ACTIVITY: Please output the full listing, character for character.

[DATA LISTING]

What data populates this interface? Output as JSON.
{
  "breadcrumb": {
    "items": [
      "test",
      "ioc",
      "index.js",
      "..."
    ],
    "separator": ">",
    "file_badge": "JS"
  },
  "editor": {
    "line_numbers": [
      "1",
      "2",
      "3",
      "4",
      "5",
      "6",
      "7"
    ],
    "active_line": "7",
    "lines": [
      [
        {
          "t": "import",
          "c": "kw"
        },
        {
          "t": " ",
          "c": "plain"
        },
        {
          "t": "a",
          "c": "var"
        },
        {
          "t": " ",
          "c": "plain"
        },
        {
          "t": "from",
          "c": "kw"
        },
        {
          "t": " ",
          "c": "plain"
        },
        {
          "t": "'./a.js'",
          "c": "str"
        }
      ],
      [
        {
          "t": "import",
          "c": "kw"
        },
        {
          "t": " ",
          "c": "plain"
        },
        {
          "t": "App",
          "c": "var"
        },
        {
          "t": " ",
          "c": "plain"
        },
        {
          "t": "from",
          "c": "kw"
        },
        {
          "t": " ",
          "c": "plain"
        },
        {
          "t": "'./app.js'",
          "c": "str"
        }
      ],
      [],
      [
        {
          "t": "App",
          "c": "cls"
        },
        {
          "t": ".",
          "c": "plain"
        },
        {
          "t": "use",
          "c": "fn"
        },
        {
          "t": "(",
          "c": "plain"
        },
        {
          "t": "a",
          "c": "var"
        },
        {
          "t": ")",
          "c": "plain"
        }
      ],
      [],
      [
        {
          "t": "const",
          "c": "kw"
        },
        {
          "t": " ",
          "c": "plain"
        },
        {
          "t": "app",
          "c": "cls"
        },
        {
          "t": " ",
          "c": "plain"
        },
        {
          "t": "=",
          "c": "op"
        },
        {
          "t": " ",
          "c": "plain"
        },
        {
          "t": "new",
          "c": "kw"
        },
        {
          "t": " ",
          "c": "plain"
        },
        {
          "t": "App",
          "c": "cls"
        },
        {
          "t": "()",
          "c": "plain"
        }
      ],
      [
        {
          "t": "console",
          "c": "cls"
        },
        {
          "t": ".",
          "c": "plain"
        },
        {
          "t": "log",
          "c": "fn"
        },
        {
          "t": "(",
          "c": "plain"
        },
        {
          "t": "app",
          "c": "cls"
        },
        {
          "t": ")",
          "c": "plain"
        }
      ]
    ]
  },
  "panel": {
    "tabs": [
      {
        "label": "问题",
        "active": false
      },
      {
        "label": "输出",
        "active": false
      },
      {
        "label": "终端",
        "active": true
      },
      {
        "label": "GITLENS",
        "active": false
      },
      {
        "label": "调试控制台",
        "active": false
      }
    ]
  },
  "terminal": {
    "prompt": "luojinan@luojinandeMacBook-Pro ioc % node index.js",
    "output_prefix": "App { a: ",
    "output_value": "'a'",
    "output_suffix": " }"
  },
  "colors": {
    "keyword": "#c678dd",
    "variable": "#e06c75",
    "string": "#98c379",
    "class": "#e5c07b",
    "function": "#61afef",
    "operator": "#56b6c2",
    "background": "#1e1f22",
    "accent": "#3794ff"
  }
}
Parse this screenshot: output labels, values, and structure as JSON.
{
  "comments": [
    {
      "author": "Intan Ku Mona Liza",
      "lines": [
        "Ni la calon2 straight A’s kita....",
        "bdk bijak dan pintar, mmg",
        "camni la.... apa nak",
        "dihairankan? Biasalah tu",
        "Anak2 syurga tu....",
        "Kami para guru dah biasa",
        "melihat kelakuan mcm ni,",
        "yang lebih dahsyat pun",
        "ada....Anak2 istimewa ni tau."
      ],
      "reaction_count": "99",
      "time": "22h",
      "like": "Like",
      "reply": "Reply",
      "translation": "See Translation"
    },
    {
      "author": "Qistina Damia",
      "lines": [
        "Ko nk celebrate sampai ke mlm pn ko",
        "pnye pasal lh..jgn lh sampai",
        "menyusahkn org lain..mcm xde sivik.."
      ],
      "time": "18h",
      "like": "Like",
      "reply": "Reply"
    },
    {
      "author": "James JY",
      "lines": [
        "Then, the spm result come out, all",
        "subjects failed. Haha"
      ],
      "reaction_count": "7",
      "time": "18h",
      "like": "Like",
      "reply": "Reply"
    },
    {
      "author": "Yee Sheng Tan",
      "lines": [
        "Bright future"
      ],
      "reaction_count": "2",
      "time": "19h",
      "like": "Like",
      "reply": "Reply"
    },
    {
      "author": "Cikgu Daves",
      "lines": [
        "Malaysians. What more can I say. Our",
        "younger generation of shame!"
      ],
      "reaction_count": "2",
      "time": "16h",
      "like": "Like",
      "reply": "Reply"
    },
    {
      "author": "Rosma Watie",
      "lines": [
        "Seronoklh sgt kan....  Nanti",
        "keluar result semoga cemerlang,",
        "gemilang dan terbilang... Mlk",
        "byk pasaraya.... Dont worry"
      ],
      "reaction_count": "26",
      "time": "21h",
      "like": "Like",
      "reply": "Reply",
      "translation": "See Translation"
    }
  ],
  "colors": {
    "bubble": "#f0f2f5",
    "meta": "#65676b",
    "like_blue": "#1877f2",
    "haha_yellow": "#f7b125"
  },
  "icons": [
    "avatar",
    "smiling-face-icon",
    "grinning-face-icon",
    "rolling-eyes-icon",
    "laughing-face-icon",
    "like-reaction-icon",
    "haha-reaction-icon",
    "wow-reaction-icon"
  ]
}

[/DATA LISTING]

SOLVED EXERCISE:
What data populates this interface? Output as JSON.
{
  "breadcrumb": {
    "items": [
      "test",
      "ioc",
      "index.js",
      "..."
    ],
    "separator": ">",
    "file_badge": "JS"
  },
  "editor": {
    "line_numbers": [
      "1",
      "2",
      "3",
      "4",
      "5",
      "6",
      "7"
    ],
    "active_line": "7",
    "lines": [
      [
        {
          "t": "import",
          "c": "kw"
        },
        {
          "t": " ",
          "c": "plain"
        },
        {
          "t": "a",
          "c": "var"
        },
        {
          "t": " ",
          "c": "plain"
        },
        {
          "t": "from",
          "c": "kw"
        },
        {
          "t": " ",
          "c": "plain"
        },
        {
          "t": "'./a.js'",
          "c": "str"
        }
      ],
      [
        {
          "t": "import",
          "c": "kw"
        },
        {
          "t": " ",
          "c": "plain"
        },
        {
          "t": "App",
          "c": "var"
        },
        {
          "t": " ",
          "c": "plain"
        },
        {
          "t": "from",
          "c": "kw"
        },
        {
          "t": " ",
          "c": "plain"
        },
        {
          "t": "'./app.js'",
          "c": "str"
        }
      ],
      [],
      [
        {
          "t": "App",
          "c": "cls"
        },
        {
          "t": ".",
          "c": "plain"
        },
        {
          "t": "use",
          "c": "fn"
        },
        {
          "t": "(",
          "c": "plain"
        },
        {
          "t": "a",
          "c": "var"
        },
        {
          "t": ")",
          "c": "plain"
        }
      ],
      [],
      [
        {
          "t": "const",
          "c": "kw"
        },
        {
          "t": " ",
          "c": "plain"
        },
        {
          "t": "app",
          "c": "cls"
        },
        {
          "t": " ",
          "c": "plain"
        },
        {
          "t": "=",
          "c": "op"
        },
        {
          "t": " ",
          "c": "plain"
        },
        {
          "t": "new",
          "c": "kw"
        },
        {
          "t": " ",
          "c": "plain"
        },
        {
          "t": "App",
          "c": "cls"
        },
        {
          "t": "()",
          "c": "plain"
        }
      ],
      [
        {
          "t": "console",
          "c": "cls"
        },
        {
          "t": ".",
          "c": "plain"
        },
        {
          "t": "log",
          "c": "fn"
        },
        {
          "t": "(",
          "c": "plain"
        },
        {
          "t": "app",
          "c": "cls"
        },
        {
          "t": ")",
          "c": "plain"
        }
      ]
    ]
  },
  "panel": {
    "tabs": [
      {
        "label": "问题",
        "active": false
      },
      {
        "label": "输出",
        "active": false
      },
      {
        "label": "终端",
        "active": true
      },
      {
        "label": "GITLENS",
        "active": false
      },
      {
        "label": "调试控制台",
        "active": false
      }
    ]
  },
  "terminal": {
    "prompt": "luojinan@luojinandeMacBook-Pro ioc % node index.js",
    "output_prefix": "App { a: ",
    "output_value": "'a'",
    "output_suffix": " }"
  },
  "colors": {
    "keyword": "#c678dd",
    "variable": "#e06c75",
    "string": "#98c379",
    "class": "#e5c07b",
    "function": "#61afef",
    "operator": "#56b6c2",
    "background": "#1e1f22",
    "accent": "#3794ff"
  }
}
Parse this screenshot: output labels, values, and structure as JSON.
{
  "comments": [
    {
      "author": "Intan Ku Mona Liza",
      "lines": [
        "Ni la calon2 straight A’s kita....",
        "bdk bijak dan pintar, mmg",
        "camni la.... apa nak",
        "dihairankan? Biasalah tu",
        "Anak2 syurga tu....",
        "Kami para guru dah biasa",
        "melihat kelakuan mcm ni,",
        "yang lebih dahsyat pun",
        "ada....Anak2 istimewa ni tau."
      ],
      "reaction_count": "99",
      "time": "22h",
      "like": "Like",
      "reply": "Reply",
      "translation": "See Translation"
    },
    {
      "author": "Qistina Damia",
      "lines": [
        "Ko nk celebrate sampai ke mlm pn ko",
        "pnye pasal lh..jgn lh sampai",
        "menyusahkn org lain..mcm xde sivik.."
      ],
      "time": "18h",
      "like": "Like",
      "reply": "Reply"
    },
    {
      "author": "James JY",
      "lines": [
        "Then, the spm result come out, all",
        "subjects failed. Haha"
      ],
      "reaction_count": "7",
      "time": "18h",
      "like": "Like",
      "reply": "Reply"
    },
    {
      "author": "Yee Sheng Tan",
      "lines": [
        "Bright future"
      ],
      "reaction_count": "2",
      "time": "19h",
      "like": "Like",
      "reply": "Reply"
    },
    {
      "author": "Cikgu Daves",
      "lines": [
        "Malaysians. What more can I say. Our",
        "younger generation of shame!"
      ],
      "reaction_count": "2",
      "time": "16h",
      "like": "Like",
      "reply": "Reply"
    },
    {
      "author": "Rosma Watie",
      "lines": [
        "Seronoklh sgt kan....  Nanti",
        "keluar result semoga cemerlang,",
        "gemilang dan terbilang... Mlk",
        "byk pasaraya.... Dont worry"
      ],
      "reaction_count": "26",
      "time": "21h",
      "like": "Like",
      "reply": "Reply",
      "translation": "See Translation"
    }
  ],
  "colors": {
    "bubble": "#f0f2f5",
    "meta": "#65676b",
    "like_blue": "#1877f2",
    "haha_yellow": "#f7b125"
  },
  "icons": [
    "avatar",
    "smiling-face-icon",
    "grinning-face-icon",
    "rolling-eyes-icon",
    "laughing-face-icon",
    "like-reaction-icon",
    "haha-reaction-icon",
    "wow-reaction-icon"
  ]
}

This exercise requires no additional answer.